The company, who operate under an environmental permit, were fined £3,000 and ordered to pay £2,500 costs after being found guilty of breaching Regulation 38 of the Environmental Permitting Regulations 2016.
Health and Safety
Construction firms fined following tenant fall
Two construction firms, Engie Regeneration (Apollo) Limited (Engie) and Superior Roofing and Building Services Ltd (Superior), were fined following a tenant suffered serious injuries when she fell through a fragile surface in a building where Engie and Superior, as Engie's contractor, were working.
The tenant was gaining access to her flat when she fell 5.5 meters through a fragile piece of cement sheet to a balcony walkway below. She suffered serious injuries including a fractured pelvis. Construction workers had been working on the walkway for the previous four days, but the tenant had not been informed of the work or of any associated risks. There were also no barriers in place to prevent anyone from accessing the walkway.
Engie appointed Superior to undertake the refurbishment of the balconies. The Health and Safety Executive (HSE) found that Engie failed to plan, manage, monitor, and coordinate the balcony refurbishment works to ensure the work was carried out without risks to the health and safety of their operatives or members of the public.
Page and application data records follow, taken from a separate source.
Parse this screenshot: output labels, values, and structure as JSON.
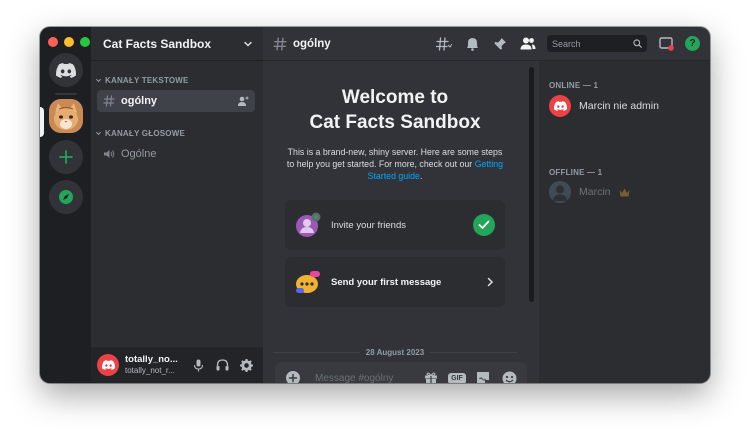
{
  "window": {
    "traffic_lights": [
      "#ff5f57",
      "#febc2e",
      "#28c840"
    ]
  },
  "server": {
    "name": "Cat Facts Sandbox"
  },
  "sidebar": {
    "text_category": "KANAŁY TEKSTOWE",
    "voice_category": "KANAŁY GŁOSOWE",
    "text_channel": "ogólny",
    "voice_channel": "Ogólne"
  },
  "user": {
    "name": "totally_no...",
    "tag": "totally_not_r..."
  },
  "topbar": {
    "channel": "ogólny",
    "search_placeholder": "Search",
    "help": "?"
  },
  "chat": {
    "welcome_line1": "Welcome to",
    "welcome_line2": "Cat Facts Sandbox",
    "desc_text": "This is a brand-new, shiny server. Here are some steps to help you get started. For more, check out our",
    "desc_link": "Getting Started guide",
    "desc_end": ".",
    "card_invite": "Invite your friends",
    "card_message": "Send your first message",
    "date": "28 August 2023",
    "composer_placeholder": "Message #ogólny",
    "gif_label": "GIF"
  },
  "members": {
    "online_header": "ONLINE — 1",
    "offline_header": "OFFLINE — 1",
    "online": [
      {
        "name": "Marcin nie admin"
      }
    ],
    "offline": [
      {
        "name": "Marcin"
      }
    ]
  },
  "colors": {
    "accent": "#5865f2",
    "online_green": "#23a55a",
    "link": "#00a8fc",
    "danger": "#ed4245"
  }
}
Additionally, the HSE investigation found that Superior failed to ensure the balcony replacement works were properly planned, and that they failed to select suitable and sufficient control measures to prevent operatives or members of the public falling from height during the works.
Engie pleaded guilty to breaching Regulation 22(1)(a) of the Construction (Design and Management) Regulations 2007 and Regulation 13(1) of the Construction (Design and Management) Regulations 2007, and has been fined £800,000 and ordered to pay costs of £17,518.54.
Superior pleaded guilty to breaching Regulations 4(1)(a) and 4(1)(c) of the Work at Height Regulations 2005, and has been fined £300,000 and ordered to pay costs of £11,693.94
Poundstretcher fined £1 million for health and safety breaches
Discount retailer Poundstretcher has been fined after pleading guilty to a total of 24 counts of health and safety breaches.
Checks were carried out at a warehouse in Swindon following a complaint from a worker and investigations at the other stores. It was discovered at the Newhaven store in December 2014 that emergency exits were blocked and stock was stored in a dangerous fashion. Further enquires revealed that the firm did not follow its own safety procedures and guidance. The firm said that the issues were due to local management.
Poundstretcher was fined £1,000,000 at Portsmouth Crown Court and a costs order in the sum of £65,767.74 was also made.